From -80 to -70
Next, the operation of scientific equipment can be energy intensive. Simple measures to better organise freezers and optimise freezer temperatures can decrease energy usage significantly. For example, the Freezer Challenge movement is encouraging scientists to optimise freezer management within laboratories, to minimise freezer usage and to ensure that samples are stored at energy efficient temperatures. Simply keeping Ultra-Low Temperature freezers at -70°C instead of -80°C can reduce energy usage by up to 40%. In fact, implementing these tips can even reduce costs. Gaia Bistulfi from D’Youville College, New York estimated that she reduced 40% of her research costs by being ecologically aware at the bench.
However, changes at the personal or the lab level are far from enough; institutional change is essential to have a lasting impact. For example, forming sustainability committees and working groups are a great way to bring like-minded scientists together, to create awareness amongst colleagues and initiate changes on a larger scale. It is heartening to see such committees in various institutes trigger influential change, such as the elimination of single-use plastic cups from water stations and the introduction of ‘bring your own container’ for takeaways from catering outlets that Greening Imperial has achieved.
Climate change denial is in many ways an affront to science and the scientific method.
Talk, vote and stand for science
And yet, scientists need to think on an even larger scale to truly make a difference in the climate crisis. Climate change denial is in many ways an affront to science and the scientific method. The clear lack of scientific evidence to support the perspectives of climate change deniers, together with lobbying and advertisements to sway public opinion using emotion and misrepresentation, goes against scientific ethos of drawing conclusions based on evidence. Scientists should not let this slide, especially when the future of the world is at stake.
The climate crisis requires concerted political action from governments around the world. While Greta Thunberg is calling for us to unite behind the science, it is also time for scientists to unite behind the political and social movements that will be required to mitigate the impacts of climate change. Groups such as Scientists For Future have expressed their support for youth-driven political movements such as Fridays For Future. Participation in the worldwide strikes and activities from 20th to 27th September to show our support for the political movement will play a role in raising these issues to governments around the world.
Participation in political processes is crucial. Staying educated about the positions of candidates on environmental issues and voting accordingly, signing petitions and providing feedback to elected officials, governmental institutions and organisations that strive to improve their environmental sustainability are actions all scientists should engage in. Scientists should run for public office to bring fact-based decision-making into government. Finally, scientists ought to encourage others to educate themselves on relevant issues and vote. Simply speaking to friends and colleagues about environmental issues can help raise awareness–the first step to coming up with and implementing solutions.
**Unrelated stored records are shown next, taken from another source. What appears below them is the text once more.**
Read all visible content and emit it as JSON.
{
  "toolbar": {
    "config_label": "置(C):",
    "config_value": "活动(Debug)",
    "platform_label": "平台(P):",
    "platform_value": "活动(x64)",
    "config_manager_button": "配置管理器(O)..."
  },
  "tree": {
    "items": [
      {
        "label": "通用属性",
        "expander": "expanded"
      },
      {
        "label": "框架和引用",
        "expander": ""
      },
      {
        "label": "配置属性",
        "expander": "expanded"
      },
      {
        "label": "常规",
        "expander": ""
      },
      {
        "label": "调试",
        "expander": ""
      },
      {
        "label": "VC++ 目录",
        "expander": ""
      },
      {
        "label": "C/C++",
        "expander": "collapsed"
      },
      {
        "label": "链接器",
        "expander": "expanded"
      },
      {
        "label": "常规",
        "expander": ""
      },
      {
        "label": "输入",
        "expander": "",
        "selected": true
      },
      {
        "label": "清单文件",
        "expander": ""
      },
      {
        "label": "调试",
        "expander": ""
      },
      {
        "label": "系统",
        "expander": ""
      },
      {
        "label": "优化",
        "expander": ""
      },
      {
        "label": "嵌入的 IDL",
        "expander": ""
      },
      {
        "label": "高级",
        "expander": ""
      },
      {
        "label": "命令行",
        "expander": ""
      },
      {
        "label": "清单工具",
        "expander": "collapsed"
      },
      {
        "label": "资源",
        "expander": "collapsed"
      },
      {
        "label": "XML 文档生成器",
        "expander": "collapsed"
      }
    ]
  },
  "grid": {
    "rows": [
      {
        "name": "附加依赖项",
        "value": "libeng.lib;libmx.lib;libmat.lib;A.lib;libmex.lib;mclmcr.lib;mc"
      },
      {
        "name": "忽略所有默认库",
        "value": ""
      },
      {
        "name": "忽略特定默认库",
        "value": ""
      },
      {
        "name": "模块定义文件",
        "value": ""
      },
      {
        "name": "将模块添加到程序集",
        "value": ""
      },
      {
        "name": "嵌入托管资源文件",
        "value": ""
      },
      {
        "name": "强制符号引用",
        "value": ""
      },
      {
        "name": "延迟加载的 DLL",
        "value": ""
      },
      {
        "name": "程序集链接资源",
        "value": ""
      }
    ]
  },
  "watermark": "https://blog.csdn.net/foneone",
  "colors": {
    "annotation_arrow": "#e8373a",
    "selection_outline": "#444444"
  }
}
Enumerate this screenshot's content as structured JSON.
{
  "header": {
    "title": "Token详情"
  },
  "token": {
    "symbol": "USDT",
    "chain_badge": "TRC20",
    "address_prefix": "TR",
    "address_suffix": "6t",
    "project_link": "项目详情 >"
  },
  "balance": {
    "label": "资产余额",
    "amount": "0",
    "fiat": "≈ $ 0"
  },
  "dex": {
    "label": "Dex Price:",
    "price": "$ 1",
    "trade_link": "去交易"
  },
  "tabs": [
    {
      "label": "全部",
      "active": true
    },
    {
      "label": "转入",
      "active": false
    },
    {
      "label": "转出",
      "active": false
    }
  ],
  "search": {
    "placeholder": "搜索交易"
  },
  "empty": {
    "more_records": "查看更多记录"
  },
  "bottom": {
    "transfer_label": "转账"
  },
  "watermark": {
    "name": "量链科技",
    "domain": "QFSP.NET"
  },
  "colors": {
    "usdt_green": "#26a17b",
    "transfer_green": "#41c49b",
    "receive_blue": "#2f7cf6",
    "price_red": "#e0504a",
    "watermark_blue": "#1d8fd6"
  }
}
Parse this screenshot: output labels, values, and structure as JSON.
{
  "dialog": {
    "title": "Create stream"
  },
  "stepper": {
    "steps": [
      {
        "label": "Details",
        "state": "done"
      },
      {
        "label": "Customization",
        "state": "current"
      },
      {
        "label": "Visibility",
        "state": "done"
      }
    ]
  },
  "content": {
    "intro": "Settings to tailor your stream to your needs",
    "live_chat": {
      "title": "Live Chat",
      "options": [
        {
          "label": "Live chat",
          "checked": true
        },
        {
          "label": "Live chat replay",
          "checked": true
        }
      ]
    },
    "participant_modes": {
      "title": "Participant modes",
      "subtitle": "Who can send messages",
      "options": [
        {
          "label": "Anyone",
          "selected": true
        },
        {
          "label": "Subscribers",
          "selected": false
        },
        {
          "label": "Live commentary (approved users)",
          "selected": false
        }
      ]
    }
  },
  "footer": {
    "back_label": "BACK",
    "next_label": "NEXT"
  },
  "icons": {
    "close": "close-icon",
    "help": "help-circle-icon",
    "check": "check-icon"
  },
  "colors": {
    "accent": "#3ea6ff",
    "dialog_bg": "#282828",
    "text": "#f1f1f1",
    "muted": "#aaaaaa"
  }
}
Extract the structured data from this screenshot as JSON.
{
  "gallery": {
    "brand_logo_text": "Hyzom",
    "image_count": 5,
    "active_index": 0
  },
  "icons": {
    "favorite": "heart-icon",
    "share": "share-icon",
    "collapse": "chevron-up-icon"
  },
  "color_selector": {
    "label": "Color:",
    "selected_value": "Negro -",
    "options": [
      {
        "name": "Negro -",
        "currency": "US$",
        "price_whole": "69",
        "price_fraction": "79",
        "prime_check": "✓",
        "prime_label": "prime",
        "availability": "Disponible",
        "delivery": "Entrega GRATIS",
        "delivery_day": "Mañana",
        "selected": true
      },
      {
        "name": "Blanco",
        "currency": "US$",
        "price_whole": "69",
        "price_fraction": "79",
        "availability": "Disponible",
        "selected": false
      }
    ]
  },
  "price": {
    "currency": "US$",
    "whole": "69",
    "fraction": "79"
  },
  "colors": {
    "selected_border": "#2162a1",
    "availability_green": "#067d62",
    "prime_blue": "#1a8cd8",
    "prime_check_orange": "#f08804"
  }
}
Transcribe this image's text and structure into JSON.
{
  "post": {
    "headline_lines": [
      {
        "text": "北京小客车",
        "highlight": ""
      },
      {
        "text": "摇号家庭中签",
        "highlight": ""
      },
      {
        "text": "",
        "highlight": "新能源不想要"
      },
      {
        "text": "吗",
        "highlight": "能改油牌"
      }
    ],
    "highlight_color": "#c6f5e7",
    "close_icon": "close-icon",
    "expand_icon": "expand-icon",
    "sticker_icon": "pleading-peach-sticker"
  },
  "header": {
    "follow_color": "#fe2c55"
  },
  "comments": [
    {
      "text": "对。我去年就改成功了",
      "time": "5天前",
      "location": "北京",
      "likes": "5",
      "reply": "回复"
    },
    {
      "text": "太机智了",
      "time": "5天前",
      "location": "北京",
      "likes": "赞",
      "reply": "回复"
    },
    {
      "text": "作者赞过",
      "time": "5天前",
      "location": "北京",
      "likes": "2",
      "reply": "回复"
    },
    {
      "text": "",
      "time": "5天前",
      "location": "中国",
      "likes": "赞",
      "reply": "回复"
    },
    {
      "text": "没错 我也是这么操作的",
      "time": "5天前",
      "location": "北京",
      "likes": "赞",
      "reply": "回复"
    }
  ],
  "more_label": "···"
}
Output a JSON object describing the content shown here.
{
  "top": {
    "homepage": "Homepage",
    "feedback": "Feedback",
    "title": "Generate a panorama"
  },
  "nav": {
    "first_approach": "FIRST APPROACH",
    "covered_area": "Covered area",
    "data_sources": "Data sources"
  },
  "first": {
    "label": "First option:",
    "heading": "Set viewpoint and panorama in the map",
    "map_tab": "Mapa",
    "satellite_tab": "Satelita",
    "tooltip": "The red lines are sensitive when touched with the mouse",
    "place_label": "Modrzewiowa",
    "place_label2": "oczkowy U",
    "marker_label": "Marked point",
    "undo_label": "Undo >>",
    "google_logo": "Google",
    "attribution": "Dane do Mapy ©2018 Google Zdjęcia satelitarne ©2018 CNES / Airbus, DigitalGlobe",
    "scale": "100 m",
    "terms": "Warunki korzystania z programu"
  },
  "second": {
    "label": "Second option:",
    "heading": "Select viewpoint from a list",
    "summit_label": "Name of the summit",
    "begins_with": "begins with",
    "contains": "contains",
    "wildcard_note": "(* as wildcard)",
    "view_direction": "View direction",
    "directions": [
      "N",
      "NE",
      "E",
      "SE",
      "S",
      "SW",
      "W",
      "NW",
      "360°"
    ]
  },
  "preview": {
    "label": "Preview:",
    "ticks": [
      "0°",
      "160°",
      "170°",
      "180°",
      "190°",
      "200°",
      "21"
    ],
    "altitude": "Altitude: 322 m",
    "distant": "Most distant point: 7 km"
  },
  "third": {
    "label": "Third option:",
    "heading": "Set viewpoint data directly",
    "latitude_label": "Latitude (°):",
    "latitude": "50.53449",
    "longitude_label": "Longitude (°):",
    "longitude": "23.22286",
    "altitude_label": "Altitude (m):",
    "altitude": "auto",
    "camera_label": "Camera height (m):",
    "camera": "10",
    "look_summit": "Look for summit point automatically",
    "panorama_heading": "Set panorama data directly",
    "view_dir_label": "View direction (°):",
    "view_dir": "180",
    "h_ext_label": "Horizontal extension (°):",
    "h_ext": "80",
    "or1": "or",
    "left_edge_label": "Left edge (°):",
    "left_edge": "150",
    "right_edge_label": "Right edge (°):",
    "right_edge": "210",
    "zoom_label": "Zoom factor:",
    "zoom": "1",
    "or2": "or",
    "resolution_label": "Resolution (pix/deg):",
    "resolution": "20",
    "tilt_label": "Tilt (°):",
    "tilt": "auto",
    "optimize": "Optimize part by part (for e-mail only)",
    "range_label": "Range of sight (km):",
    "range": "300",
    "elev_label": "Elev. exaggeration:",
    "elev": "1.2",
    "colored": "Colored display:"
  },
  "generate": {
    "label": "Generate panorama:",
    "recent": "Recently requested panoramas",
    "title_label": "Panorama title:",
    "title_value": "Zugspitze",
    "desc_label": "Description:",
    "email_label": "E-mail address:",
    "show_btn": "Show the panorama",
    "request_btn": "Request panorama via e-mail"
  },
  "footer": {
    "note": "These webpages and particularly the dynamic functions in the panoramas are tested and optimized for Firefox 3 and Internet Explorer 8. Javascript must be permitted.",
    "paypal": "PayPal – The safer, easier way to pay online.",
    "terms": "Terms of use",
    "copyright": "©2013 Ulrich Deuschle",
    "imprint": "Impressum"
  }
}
It is time for scientists to step forward and take the lead on climate change. Just thinking twice about the sustainability of your next conference, redesigning your experiment for sustainability or initiating a discussion amongst friends or colleagues could start you on the journey to minimising the environmental impact of your science.
Samantha Seah is an eLife Ambassador and a PhD student at EMBL Heidelberg specialising in droplet microfluidics.
Bente Benedict is an eLife Ambassador and a PhD student at the Netherlands Cancer Institute specialised in cancer biology.
This is the first of a series of blogposts discussing what scientists can do to improve environmental sustainability.